Saturday, February 25, 2012

Bird's Eye View

This morning over coffee I watched a couple of sparrows splashing around in the fountain. Each year many birds return to build nests in the creeping ivy that thickly covers the wall of our back patio in downtown San Diego. Mankind's fascination with birds is the stuff of legends and in Greek mythology the sparrow was attributed to the goddess Aphrodite.
Like my parents before me, I tell my son that the voices of birds are a sign that Spring is approaching and remind us of hope and renewal of life.

Im excited to be working with Environment for the Americas as this year's International Migratory Bird Day artist. My passion for birds goes way back to my childhood and as a young boy I remember listening to a nightingale who always helped me fall asleep. Because they are connected to the sky many cultures believe birds link heaven and earth. The song of the nightingale is considered a positive omen by poets, writers and artists around the world.

Birds appear often in many of the illustrations I create for children's books. This painting from My Name is Celia features a soaring red bird that evokes the spirit of Celia Cruz's incomparable music.

For Our California I hoped to capture the magic as swallow scouts, messengers of the air arrive at the old stone church. Even though this chapel is the most ornate of any of the missions it's humble destiny is linked by nature to housing the mud nests of birds
cherished by St. Francis.

A boy with blue-black hair scatters berries from his basket on the back of a bright bluebird in this scene from !Yum, Mmmm Que Rico!

The migration of birds is nothing short of magic. These navigators use the sun, the stars, the earth's magnetic field and visual landmarks to travel thousands of miles to the same spot each year. In this painting for the Delaware Book Festival a bird guides the reader true North.

I have used birds in my work to symbolize positive thinking, hope and inspiration.

In this mural the bird represents the energy and spirit of community.

Birds can express the hidden nature of spirituality and beauty.

I made this painting to celebrate the renaissance of visual and performing artists in Tijuana who overcome adversity with the power of their creativity.

An interior figure appears inside a bird for this Latino Film Festival poster to represent the freedom of a filmmaker's imagination.

The flight of a bird reminds us of the essence of freedom and liberation.

So here's a personal bird story. There was a wonderful, large tree in downtown San Diego and each Spring the voices of hundreds of birds could be heard hidden in it's thick foilage. When that magnificent tree was cut down to make way for a high-rise all the birds returning to that spot to nest were confused with no where to go. We then had the idea to build an urban bird park in the heart of the city and talked about this dream with some of our friends.

We connected to Jerry Selby who worked with Centre City Development Corporation and convinced him to secure a small plot of city land that was not being used to build the park. Our good friends Amy and MaeLin Levine with Joel Sotelo at Visual Asylum coined the name Tweet Street and designed the park with impressive environmental graphics to sell the city on the idea.

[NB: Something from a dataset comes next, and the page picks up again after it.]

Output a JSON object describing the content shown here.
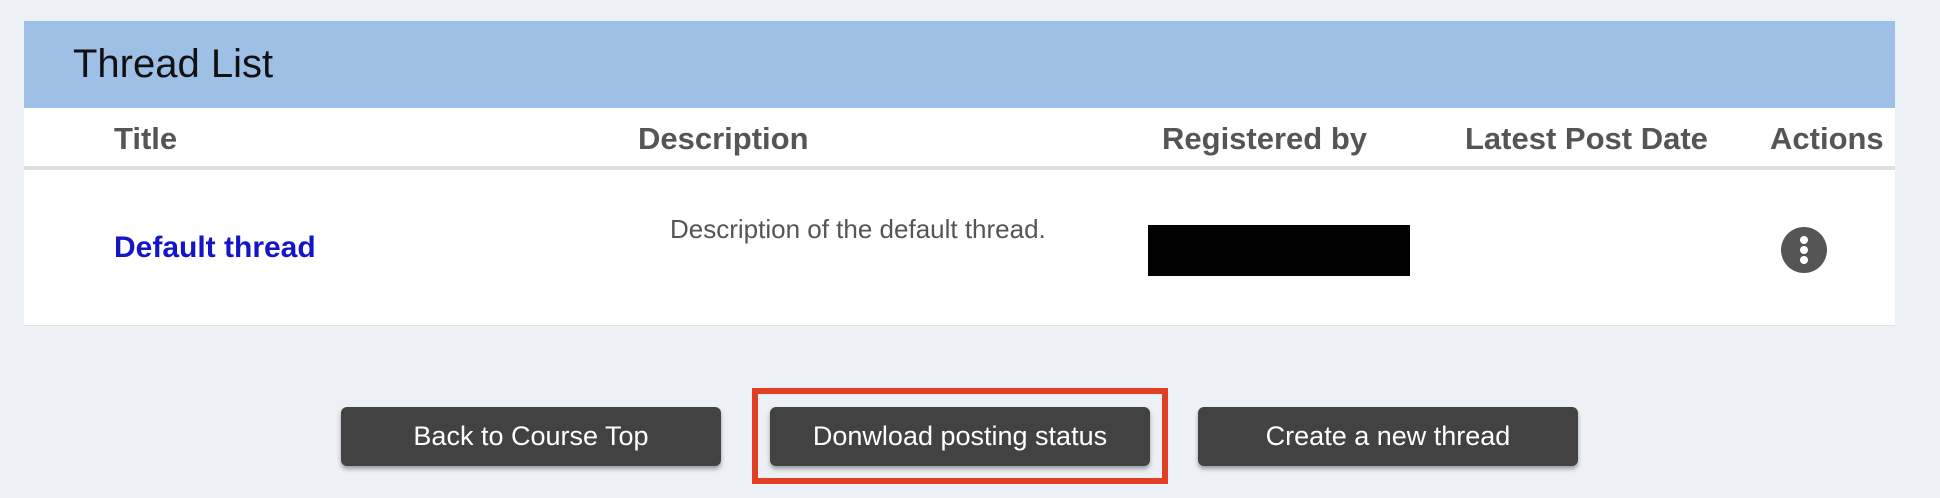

Working with the American Institute of Graphic Arts, San Diego chapter the call went out for artfully designed nesting boxes that really worked. In 2007, two strips of overgrown land near the Interstate-5 freeway perched high on Cortez Hill were transformed into an urban oasis of colorful birdhouses. Thanks to the vision of the creative community this once undesirable piece of earth is now a whimsical landing strip for birds.
There are also plenty of families with kids who stop by just to hear the birds sing.

Here's the nesting box I designed that was installed in the urban bird park. If you ever get to San Diego there are many fantastic, functional birdhouses worth checking out.